It is a measure of Alex Oxlade-Chamberlain's rapid progress at Anfield it was his departure, not that of Philippe Coutinho, that caused the first ripple of anxiety on the Kop in this enthralling European campaign.
Amid the celebrations for Liverpool's Formula One football inspired by the men from Egypt, Brazil and Senegal, it will not have escaped Gareth Southgate's attention Jurgen Klopp has come to rely on those from London, Sunderland and, most effectively of all, Yorkshire, to start and keep the engine running.
It was they who came to the fore in those early stages. It was the harrying of Jordan Henderson and the all-round brilliance of James Milner that allowed Liverpool to find their stride and launch a blitz.
The poignant symbolism was not lost that it was Oxlade-Chamberlain's perfectly timed tackle back after 15 minutes that led to the injury to his right knee, a setback which at first glance looked like it was serious enough to end his World Cup hopes.
Klopp fears the injury was "really bad".
"If you can say that already before the scan then it's never good news, so that means for us it's a massive blow.
"We have still some very important games to go and the squad doesn't get bigger any more, so we need to be creative in the next few games."
Nevertheless, Southgate must have been both thrilled and irritated by what he has been watching when Liverpool's midfield faces Europe's best.

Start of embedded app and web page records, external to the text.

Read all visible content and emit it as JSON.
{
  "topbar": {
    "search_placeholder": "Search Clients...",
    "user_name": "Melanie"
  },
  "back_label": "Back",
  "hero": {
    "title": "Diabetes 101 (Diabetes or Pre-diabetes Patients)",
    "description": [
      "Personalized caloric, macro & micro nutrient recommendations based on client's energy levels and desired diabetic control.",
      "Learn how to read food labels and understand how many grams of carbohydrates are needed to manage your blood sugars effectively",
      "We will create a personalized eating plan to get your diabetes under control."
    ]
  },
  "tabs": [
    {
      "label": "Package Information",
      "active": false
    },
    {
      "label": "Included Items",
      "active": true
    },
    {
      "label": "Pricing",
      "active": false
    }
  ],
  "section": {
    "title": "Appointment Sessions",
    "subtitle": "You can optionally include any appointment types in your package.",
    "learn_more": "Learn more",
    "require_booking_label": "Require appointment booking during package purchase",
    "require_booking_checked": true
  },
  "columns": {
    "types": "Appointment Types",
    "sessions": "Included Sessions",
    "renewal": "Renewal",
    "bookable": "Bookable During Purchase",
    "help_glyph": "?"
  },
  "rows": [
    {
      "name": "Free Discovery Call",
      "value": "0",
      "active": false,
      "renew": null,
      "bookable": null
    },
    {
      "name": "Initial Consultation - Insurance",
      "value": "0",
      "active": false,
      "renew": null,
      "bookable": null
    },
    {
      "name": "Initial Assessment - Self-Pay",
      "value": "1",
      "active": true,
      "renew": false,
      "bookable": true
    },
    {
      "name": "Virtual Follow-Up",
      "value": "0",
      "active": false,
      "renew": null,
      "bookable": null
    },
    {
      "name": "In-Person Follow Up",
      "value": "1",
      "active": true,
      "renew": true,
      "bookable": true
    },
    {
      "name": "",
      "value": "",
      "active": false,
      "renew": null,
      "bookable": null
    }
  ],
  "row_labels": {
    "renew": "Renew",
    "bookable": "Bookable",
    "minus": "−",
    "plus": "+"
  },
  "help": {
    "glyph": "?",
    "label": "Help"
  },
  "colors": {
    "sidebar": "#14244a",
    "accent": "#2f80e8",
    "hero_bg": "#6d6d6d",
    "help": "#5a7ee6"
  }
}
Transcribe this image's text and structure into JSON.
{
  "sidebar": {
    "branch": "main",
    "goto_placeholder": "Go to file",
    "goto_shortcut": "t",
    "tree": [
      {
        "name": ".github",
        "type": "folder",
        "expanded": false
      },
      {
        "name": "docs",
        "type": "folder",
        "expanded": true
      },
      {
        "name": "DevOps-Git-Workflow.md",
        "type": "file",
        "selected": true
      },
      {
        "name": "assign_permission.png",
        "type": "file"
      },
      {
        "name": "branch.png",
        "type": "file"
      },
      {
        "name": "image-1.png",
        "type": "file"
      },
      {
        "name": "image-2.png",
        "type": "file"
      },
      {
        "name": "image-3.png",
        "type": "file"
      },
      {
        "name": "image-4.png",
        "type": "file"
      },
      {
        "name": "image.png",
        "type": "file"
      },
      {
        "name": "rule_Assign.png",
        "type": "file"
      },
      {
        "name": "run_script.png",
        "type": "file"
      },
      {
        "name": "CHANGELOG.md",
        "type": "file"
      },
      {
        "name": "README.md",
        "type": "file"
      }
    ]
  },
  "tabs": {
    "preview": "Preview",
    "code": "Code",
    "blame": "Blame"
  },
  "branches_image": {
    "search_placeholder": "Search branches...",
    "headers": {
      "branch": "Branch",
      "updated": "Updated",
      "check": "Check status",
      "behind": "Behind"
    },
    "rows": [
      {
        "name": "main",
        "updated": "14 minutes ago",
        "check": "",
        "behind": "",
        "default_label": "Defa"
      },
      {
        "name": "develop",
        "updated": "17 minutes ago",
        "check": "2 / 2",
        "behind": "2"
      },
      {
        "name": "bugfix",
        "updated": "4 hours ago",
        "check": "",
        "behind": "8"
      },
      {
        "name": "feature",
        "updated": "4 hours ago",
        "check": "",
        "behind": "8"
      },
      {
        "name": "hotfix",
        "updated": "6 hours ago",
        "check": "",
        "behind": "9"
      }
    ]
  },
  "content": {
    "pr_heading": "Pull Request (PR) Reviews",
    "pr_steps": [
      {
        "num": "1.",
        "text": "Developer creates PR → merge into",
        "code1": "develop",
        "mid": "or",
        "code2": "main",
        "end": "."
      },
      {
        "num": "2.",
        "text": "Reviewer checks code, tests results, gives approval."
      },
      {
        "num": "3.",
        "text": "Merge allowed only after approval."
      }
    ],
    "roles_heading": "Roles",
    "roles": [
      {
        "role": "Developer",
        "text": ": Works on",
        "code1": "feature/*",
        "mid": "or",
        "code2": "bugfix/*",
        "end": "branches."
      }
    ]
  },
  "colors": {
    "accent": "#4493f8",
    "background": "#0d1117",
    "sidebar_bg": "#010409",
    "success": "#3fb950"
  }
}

Two thirds of it now looks unavailable.
That is not just a consequence of Oxlade-Chamberlain's injury, but Milner's unwillingness to reconsider his decision to retire from international football.
Southgate should be cursing the shoddy treatment of Milner by his predecessors, the now central midfielder tiring of being perceived as the utility man who will fill in when needed, but too rarely seen as the first pick.
While Mohamed Salah was picking out the top corner and indulging with his now traditional chip over a delicate 'keeper, Milner was running the midfield.
Having started the season wondering if he would be continuing as a makeshift left back like last year, he is now arguably the most complete central midfielder at the club.
There is another irony.
As Liverpool have edged closer to a Champions League final, so thoughts have inevitably turned to what Coutinho must be thinking?
It is not a question asked in sympathy, the Brazilian cast as the 2018 version of Michael Owen - the last Liverpool superstar whose sale to La Liga was meant to lead to rapid demise, but ended with European triumph.
When Liverpool last lifted the European Cup in 2005, wisdom argued Owen's sale precipitated a success that would otherwise have been impossible, as money was reinvested in Xabi Alonso and Luis Garcia. Without the Spanish duo, Istanbul would never have happened. History may be repeating itself.
Since Coutinho's January sale, the structure of Liverpool's midfield has been altered with positive consequence.
Would Milner have featured so prominently had Coutinho stayed? Now it is inconceivable they would go into a game of this stature without him.
Similarly, the rapid development of Oxlade-Chamberlain must also in part be attributed to Brazilian's sale.
Southgate must also identify the Henderson skippering Liverpool here and distinguish him from that so often miscast for England.
The Liverpool captain plays a specific role for his club. It is not his job to look for the Hollywood pass, but to maintain the tempo of attacks while retaining his position to prevent counter-attacks, with Milner easing him through the more difficult moments.
Southgate's appeals to Milner to reconsider have so far failed. After this display, he may consider getting on his knees and begging. (© Daily Telegraph, London)
These great Anfield nights - of which you will have heard plenty - work best when Liverpool have a star they can show off to the world, to make the planet jealous. That player is Mo Salah, whose first goal here stunned the audience with its suddenness and beauty. The goals you never forget are the ones followed by a moment of incredulity. So it was when Salah stopped and paused just inside the Roma penalty box, looked up and curled a shot at a target about the size of a shoebox.
“I don’t know what it is but I love it”, sang Liverpool’s 1984 European Cup winners in the tunnel before kick-off to that year’s final, at once bemusing and intimidating their Roman opponents.